(Supplied data Opens)
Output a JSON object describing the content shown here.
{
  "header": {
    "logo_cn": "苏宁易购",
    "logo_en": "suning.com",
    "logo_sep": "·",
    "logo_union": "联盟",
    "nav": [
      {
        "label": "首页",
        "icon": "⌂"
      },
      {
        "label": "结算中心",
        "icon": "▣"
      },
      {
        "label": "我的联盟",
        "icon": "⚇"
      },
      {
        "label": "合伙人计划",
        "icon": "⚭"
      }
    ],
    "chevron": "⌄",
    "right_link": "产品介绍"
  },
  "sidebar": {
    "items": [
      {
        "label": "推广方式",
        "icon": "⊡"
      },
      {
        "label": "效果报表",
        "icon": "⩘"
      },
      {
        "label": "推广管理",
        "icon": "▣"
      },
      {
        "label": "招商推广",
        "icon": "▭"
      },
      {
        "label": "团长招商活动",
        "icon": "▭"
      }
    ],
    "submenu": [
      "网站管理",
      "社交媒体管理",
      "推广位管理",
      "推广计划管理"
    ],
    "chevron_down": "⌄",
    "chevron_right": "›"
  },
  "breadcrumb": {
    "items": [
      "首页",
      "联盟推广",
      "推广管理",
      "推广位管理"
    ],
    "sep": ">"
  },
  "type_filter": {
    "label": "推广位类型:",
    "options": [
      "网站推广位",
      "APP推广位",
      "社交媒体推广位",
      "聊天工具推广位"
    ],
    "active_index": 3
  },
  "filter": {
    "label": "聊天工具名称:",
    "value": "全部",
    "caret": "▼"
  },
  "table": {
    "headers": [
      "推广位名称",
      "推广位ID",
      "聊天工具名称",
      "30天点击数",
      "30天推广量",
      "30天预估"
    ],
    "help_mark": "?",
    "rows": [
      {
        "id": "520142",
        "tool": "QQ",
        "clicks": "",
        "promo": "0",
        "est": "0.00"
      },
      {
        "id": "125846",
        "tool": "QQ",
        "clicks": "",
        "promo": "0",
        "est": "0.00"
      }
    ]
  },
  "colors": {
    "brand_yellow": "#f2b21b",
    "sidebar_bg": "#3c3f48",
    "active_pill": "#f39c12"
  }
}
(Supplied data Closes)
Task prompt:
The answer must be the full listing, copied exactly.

The answer:
Output a JSON object describing the content shown here.
{
  "header": {
    "logo_cn": "苏宁易购",
    "logo_en": "suning.com",
    "logo_sep": "·",
    "logo_union": "联盟",
    "nav": [
      {
        "label": "首页",
        "icon": "⌂"
      },
      {
        "label": "结算中心",
        "icon": "▣"
      },
      {
        "label": "我的联盟",
        "icon": "⚇"
      },
      {
        "label": "合伙人计划",
        "icon": "⚭"
      }
    ],
    "chevron": "⌄",
    "right_link": "产品介绍"
  },
  "sidebar": {
    "items": [
      {
        "label": "推广方式",
        "icon": "⊡"
      },
      {
        "label": "效果报表",
        "icon": "⩘"
      },
      {
        "label": "推广管理",
        "icon": "▣"
      },
      {
        "label": "招商推广",
        "icon": "▭"
      },
      {
        "label": "团长招商活动",
        "icon": "▭"
      }
    ],
    "submenu": [
      "网站管理",
      "社交媒体管理",
      "推广位管理",
      "推广计划管理"
    ],
    "chevron_down": "⌄",
    "chevron_right": "›"
  },
  "breadcrumb": {
    "items": [
      "首页",
      "联盟推广",
      "推广管理",
      "推广位管理"
    ],
    "sep": ">"
  },
  "type_filter": {
    "label": "推广位类型:",
    "options": [
      "网站推广位",
      "APP推广位",
      "社交媒体推广位",
      "聊天工具推广位"
    ],
    "active_index": 3
  },
  "filter": {
    "label": "聊天工具名称:",
    "value": "全部",
    "caret": "▼"
  },
  "table": {
    "headers": [
      "推广位名称",
      "推广位ID",
      "聊天工具名称",
      "30天点击数",
      "30天推广量",
      "30天预估"
    ],
    "help_mark": "?",
    "rows": [
      {
        "id": "520142",
        "tool": "QQ",
        "clicks": "",
        "promo": "0",
        "est": "0.00"
      },
      {
        "id": "125846",
        "tool": "QQ",
        "clicks": "",
        "promo": "0",
        "est": "0.00"
      }
    ]
  },
  "colors": {
    "brand_yellow": "#f2b21b",
    "sidebar_bg": "#3c3f48",
    "active_pill": "#f39c12"
  }
}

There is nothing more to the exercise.